▶ **What is being asked**: Write each entry out again exactly as it was given.

▶ **Extracted data**:

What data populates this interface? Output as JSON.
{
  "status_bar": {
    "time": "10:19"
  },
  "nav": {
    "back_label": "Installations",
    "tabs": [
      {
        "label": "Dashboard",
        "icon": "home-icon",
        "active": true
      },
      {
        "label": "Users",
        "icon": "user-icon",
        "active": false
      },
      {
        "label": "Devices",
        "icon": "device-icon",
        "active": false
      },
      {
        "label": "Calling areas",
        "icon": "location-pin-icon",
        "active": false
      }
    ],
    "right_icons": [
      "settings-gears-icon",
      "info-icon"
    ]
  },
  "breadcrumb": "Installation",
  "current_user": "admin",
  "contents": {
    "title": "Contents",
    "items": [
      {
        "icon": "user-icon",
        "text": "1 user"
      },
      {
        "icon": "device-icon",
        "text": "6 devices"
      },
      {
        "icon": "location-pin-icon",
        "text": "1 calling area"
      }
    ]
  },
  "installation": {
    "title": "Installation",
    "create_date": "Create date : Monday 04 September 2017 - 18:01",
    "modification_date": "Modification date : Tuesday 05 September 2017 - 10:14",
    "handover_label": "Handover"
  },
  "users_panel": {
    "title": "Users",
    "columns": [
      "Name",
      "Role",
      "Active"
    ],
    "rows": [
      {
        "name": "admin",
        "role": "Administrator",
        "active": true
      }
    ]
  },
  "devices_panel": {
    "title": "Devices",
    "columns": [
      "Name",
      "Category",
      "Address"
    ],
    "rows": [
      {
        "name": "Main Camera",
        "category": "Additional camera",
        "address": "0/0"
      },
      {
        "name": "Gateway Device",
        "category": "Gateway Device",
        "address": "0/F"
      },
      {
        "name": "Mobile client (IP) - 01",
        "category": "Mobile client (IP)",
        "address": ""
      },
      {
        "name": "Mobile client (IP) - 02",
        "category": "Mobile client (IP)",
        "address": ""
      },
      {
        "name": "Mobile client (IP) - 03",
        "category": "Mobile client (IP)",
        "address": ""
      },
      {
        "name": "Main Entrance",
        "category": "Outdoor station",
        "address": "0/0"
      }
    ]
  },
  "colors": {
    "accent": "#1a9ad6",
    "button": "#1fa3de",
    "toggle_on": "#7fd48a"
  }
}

▶ **Final answer**:
What data populates this interface? Output as JSON.
{
  "status_bar": {
    "time": "10:19"
  },
  "nav": {
    "back_label": "Installations",
    "tabs": [
      {
        "label": "Dashboard",
        "icon": "home-icon",
        "active": true
      },
      {
        "label": "Users",
        "icon": "user-icon",
        "active": false
      },
      {
        "label": "Devices",
        "icon": "device-icon",
        "active": false
      },
      {
        "label": "Calling areas",
        "icon": "location-pin-icon",
        "active": false
      }
    ],
    "right_icons": [
      "settings-gears-icon",
      "info-icon"
    ]
  },
  "breadcrumb": "Installation",
  "current_user": "admin",
  "contents": {
    "title": "Contents",
    "items": [
      {
        "icon": "user-icon",
        "text": "1 user"
      },
      {
        "icon": "device-icon",
        "text": "6 devices"
      },
      {
        "icon": "location-pin-icon",
        "text": "1 calling area"
      }
    ]
  },
  "installation": {
    "title": "Installation",
    "create_date": "Create date : Monday 04 September 2017 - 18:01",
    "modification_date": "Modification date : Tuesday 05 September 2017 - 10:14",
    "handover_label": "Handover"
  },
  "users_panel": {
    "title": "Users",
    "columns": [
      "Name",
      "Role",
      "Active"
    ],
    "rows": [
      {
        "name": "admin",
        "role": "Administrator",
        "active": true
      }
    ]
  },
  "devices_panel": {
    "title": "Devices",
    "columns": [
      "Name",
      "Category",
      "Address"
    ],
    "rows": [
      {
        "name": "Main Camera",
        "category": "Additional camera",
        "address": "0/0"
      },
      {
        "name": "Gateway Device",
        "category": "Gateway Device",
        "address": "0/F"
      },
      {
        "name": "Mobile client (IP) - 01",
        "category": "Mobile client (IP)",
        "address": ""
      },
      {
        "name": "Mobile client (IP) - 02",
        "category": "Mobile client (IP)",
        "address": ""
      },
      {
        "name": "Mobile client (IP) - 03",
        "category": "Mobile client (IP)",
        "address": ""
      },
      {
        "name": "Main Entrance",
        "category": "Outdoor station",
        "address": "0/0"
      }
    ]
  },
  "colors": {
    "accent": "#1a9ad6",
    "button": "#1fa3de",
    "toggle_on": "#7fd48a"
  }
}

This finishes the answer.